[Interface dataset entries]
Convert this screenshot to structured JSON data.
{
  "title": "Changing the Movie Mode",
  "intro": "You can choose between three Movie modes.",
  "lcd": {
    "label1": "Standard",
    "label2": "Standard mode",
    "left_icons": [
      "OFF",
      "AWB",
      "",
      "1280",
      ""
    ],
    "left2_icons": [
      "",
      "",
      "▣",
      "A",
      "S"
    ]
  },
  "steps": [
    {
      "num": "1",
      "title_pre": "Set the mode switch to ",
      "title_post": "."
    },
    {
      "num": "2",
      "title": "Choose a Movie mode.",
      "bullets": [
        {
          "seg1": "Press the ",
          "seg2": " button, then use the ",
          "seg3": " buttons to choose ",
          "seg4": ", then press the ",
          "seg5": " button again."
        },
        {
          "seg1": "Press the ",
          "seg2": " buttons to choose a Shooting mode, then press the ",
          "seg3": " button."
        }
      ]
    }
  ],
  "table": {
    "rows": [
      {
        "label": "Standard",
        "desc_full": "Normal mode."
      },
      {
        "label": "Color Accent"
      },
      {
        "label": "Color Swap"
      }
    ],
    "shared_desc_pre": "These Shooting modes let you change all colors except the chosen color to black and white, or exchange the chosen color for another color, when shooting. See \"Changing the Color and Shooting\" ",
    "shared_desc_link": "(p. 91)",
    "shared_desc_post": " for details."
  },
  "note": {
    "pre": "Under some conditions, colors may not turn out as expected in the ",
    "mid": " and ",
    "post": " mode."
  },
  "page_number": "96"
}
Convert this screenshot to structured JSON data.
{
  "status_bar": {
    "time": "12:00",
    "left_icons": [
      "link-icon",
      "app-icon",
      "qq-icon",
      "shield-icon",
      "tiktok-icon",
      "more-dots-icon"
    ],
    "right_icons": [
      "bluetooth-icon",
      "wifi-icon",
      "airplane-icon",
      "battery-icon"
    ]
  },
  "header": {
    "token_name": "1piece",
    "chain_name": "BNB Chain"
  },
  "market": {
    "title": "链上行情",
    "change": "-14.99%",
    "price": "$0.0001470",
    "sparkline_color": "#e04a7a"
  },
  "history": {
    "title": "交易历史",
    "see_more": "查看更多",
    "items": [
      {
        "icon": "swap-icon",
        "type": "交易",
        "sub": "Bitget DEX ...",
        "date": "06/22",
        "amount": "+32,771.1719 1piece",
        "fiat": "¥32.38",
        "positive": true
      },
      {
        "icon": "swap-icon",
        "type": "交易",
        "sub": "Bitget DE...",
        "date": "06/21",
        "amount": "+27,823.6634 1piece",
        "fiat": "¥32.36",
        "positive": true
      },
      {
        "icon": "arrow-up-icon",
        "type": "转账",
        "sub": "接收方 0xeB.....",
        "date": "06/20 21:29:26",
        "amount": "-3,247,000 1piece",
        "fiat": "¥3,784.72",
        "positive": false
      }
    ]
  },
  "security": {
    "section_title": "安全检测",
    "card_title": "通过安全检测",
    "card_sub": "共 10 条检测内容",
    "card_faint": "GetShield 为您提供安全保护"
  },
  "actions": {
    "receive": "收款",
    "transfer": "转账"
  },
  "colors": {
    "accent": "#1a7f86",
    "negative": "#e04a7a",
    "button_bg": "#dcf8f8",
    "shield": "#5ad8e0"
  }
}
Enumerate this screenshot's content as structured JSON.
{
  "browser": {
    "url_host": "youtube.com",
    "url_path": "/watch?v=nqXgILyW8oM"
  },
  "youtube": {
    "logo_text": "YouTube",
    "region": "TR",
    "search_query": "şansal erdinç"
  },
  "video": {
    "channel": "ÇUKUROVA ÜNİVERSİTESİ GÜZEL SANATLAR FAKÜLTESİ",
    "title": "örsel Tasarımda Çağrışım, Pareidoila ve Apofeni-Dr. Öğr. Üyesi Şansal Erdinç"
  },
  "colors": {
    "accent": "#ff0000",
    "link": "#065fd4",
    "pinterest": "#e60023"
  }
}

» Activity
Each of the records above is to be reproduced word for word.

» Solution to the exercise
Convert this screenshot to structured JSON data.
{
  "title": "Changing the Movie Mode",
  "intro": "You can choose between three Movie modes.",
  "lcd": {
    "label1": "Standard",
    "label2": "Standard mode",
    "left_icons": [
      "OFF",
      "AWB",
      "",
      "1280",
      ""
    ],
    "left2_icons": [
      "",
      "",
      "▣",
      "A",
      "S"
    ]
  },
  "steps": [
    {
      "num": "1",
      "title_pre": "Set the mode switch to ",
      "title_post": "."
    },
    {
      "num": "2",
      "title": "Choose a Movie mode.",
      "bullets": [
        {
          "seg1": "Press the ",
          "seg2": " button, then use the ",
          "seg3": " buttons to choose ",
          "seg4": ", then press the ",
          "seg5": " button again."
        },
        {
          "seg1": "Press the ",
          "seg2": " buttons to choose a Shooting mode, then press the ",
          "seg3": " button."
        }
      ]
    }
  ],
  "table": {
    "rows": [
      {
        "label": "Standard",
        "desc_full": "Normal mode."
      },
      {
        "label": "Color Accent"
      },
      {
        "label": "Color Swap"
      }
    ],
    "shared_desc_pre": "These Shooting modes let you change all colors except the chosen color to black and white, or exchange the chosen color for another color, when shooting. See \"Changing the Color and Shooting\" ",
    "shared_desc_link": "(p. 91)",
    "shared_desc_post": " for details."
  },
  "note": {
    "pre": "Under some conditions, colors may not turn out as expected in the ",
    "mid": " and ",
    "post": " mode."
  },
  "page_number": "96"
}
Convert this screenshot to structured JSON data.
{
  "status_bar": {
    "time": "12:00",
    "left_icons": [
      "link-icon",
      "app-icon",
      "qq-icon",
      "shield-icon",
      "tiktok-icon",
      "more-dots-icon"
    ],
    "right_icons": [
      "bluetooth-icon",
      "wifi-icon",
      "airplane-icon",
      "battery-icon"
    ]
  },
  "header": {
    "token_name": "1piece",
    "chain_name": "BNB Chain"
  },
  "market": {
    "title": "链上行情",
    "change": "-14.99%",
    "price": "$0.0001470",
    "sparkline_color": "#e04a7a"
  },
  "history": {
    "title": "交易历史",
    "see_more": "查看更多",
    "items": [
      {
        "icon": "swap-icon",
        "type": "交易",
        "sub": "Bitget DEX ...",
        "date": "06/22",
        "amount": "+32,771.1719 1piece",
        "fiat": "¥32.38",
        "positive": true
      },
      {
        "icon": "swap-icon",
        "type": "交易",
        "sub": "Bitget DE...",
        "date": "06/21",
        "amount": "+27,823.6634 1piece",
        "fiat": "¥32.36",
        "positive": true
      },
      {
        "icon": "arrow-up-icon",
        "type": "转账",
        "sub": "接收方 0xeB.....",
        "date": "06/20 21:29:26",
        "amount": "-3,247,000 1piece",
        "fiat": "¥3,784.72",
        "positive": false
      }
    ]
  },
  "security": {
    "section_title": "安全检测",
    "card_title": "通过安全检测",
    "card_sub": "共 10 条检测内容",
    "card_faint": "GetShield 为您提供安全保护"
  },
  "actions": {
    "receive": "收款",
    "transfer": "转账"
  },
  "colors": {
    "accent": "#1a7f86",
    "negative": "#e04a7a",
    "button_bg": "#dcf8f8",
    "shield": "#5ad8e0"
  }
}
Enumerate this screenshot's content as structured JSON.
{
  "browser": {
    "url_host": "youtube.com",
    "url_path": "/watch?v=nqXgILyW8oM"
  },
  "youtube": {
    "logo_text": "YouTube",
    "region": "TR",
    "search_query": "şansal erdinç"
  },
  "video": {
    "channel": "ÇUKUROVA ÜNİVERSİTESİ GÜZEL SANATLAR FAKÜLTESİ",
    "title": "örsel Tasarımda Çağrışım, Pareidoila ve Apofeni-Dr. Öğr. Üyesi Şansal Erdinç"
  },
  "colors": {
    "accent": "#ff0000",
    "link": "#065fd4",
    "pinterest": "#e60023"
  }
}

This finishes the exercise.